• How do you check that the endomorphism algebra in the supersingular case is a division algebra over $\mathbb Q_p$? I sketched one way in the comments, but it's not (to me) obvious. Jul 24 at 14:54
• Your suggestion works just fine. I may only add that since $E$ is a simple abelian variety, its endomorphism algebra has no zero divisors and therefore cannot be isomorphic to the matrix algebra of size 2 over the rationals. Jul 24 at 15:11
• @WillSawin This is essentially the proof in Lang's Elliptic functions. I was hoping for a proof without limits, but one may not exists. This seems to be a good way to link the characteristic zero info (the splitting of $p$) with the mod p information (the p-torsion).
– Rdrr
Jul 26 at 16:28
• @Rdrr What do you mean by "limits" in this context? Jul 26 at 16:57

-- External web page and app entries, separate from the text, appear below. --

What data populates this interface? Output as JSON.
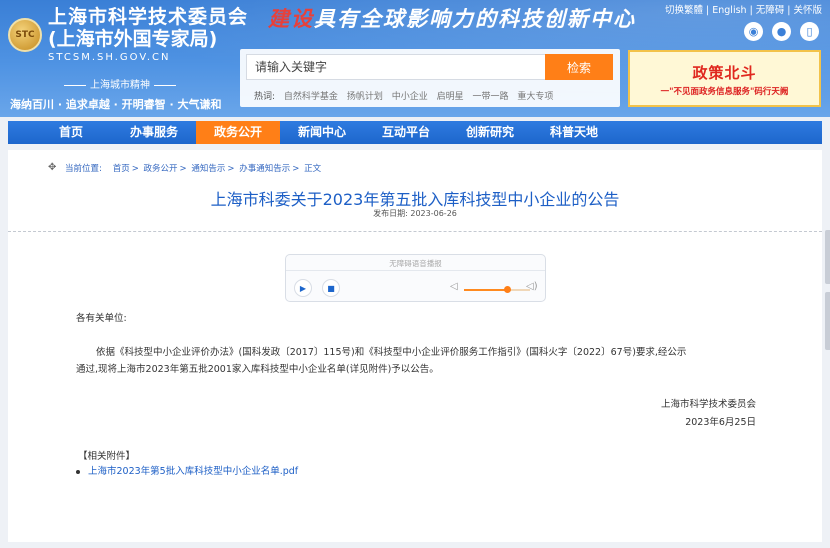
{
  "header": {
    "logo_text": "STC",
    "org_name": "上海市科学技术委员会",
    "org_sub": "(上海市外国专家局)",
    "domain": "STCSM.SH.GOV.CN",
    "spirit_title": "上海城市精神",
    "spirit_text": "海纳百川 · 追求卓越 · 开明睿智 · 大气谦和",
    "slogan_part1": "建设",
    "slogan_part2": "具有全球影响力的科技创新中心",
    "links": [
      "切换繁體",
      "English",
      "无障碍",
      "关怀版"
    ],
    "social_icons": [
      "weibo-icon",
      "wechat-icon",
      "mobile-icon"
    ]
  },
  "search": {
    "placeholder": "请输入关键字",
    "button_label": "检索",
    "hot_label": "热词:",
    "hot_keywords": [
      "自然科学基金",
      "扬帆计划",
      "中小企业",
      "启明星",
      "一带一路",
      "重大专项"
    ]
  },
  "banner": {
    "title": "政策北斗",
    "subtitle": "一\"不见面政务信息服务\"码行天阙"
  },
  "nav": {
    "items": [
      "首页",
      "办事服务",
      "政务公开",
      "新闻中心",
      "互动平台",
      "创新研究",
      "科普天地"
    ],
    "active_index": 2
  },
  "breadcrumb": {
    "label": "当前位置:",
    "items": [
      "首页",
      "政务公开",
      "通知告示",
      "办事通知告示",
      "正文"
    ]
  },
  "article": {
    "title": "上海市科委关于2023年第五批入库科技型中小企业的公告",
    "date_label": "发布日期:",
    "date_value": "2023-06-26",
    "greeting": "各有关单位:",
    "body_line1": "依据《科技型中小企业评价办法》(国科发政〔2017〕115号)和《科技型中小企业评价服务工作指引》(国科火字〔2022〕67号)要求,经公示",
    "body_line2": "通过,现将上海市2023年第五批2001家入库科技型中小企业名单(详见附件)予以公告。",
    "signer": "上海市科学技术委员会",
    "sign_date": "2023年6月25日",
    "attachments_heading": "【相关附件】",
    "attachments": [
      "上海市2023年第5批入库科技型中小企业名单.pdf"
    ]
  },
  "player": {
    "title": "无障碍语音播报",
    "volume": 0.65
  },
  "colors": {
    "primary_blue": "#1d66cc",
    "accent_orange": "#ff7f17",
    "link_blue": "#1d5fc6"
  }
}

• Limits in the categorical sense; the limits involved in the definitions of $\mathbb{Q}_p = \lim \mathbb{Z}/p^n$ and $T_p(E)= \lim E[p^n]$.
– Rdrr
Jul 26 at 17:01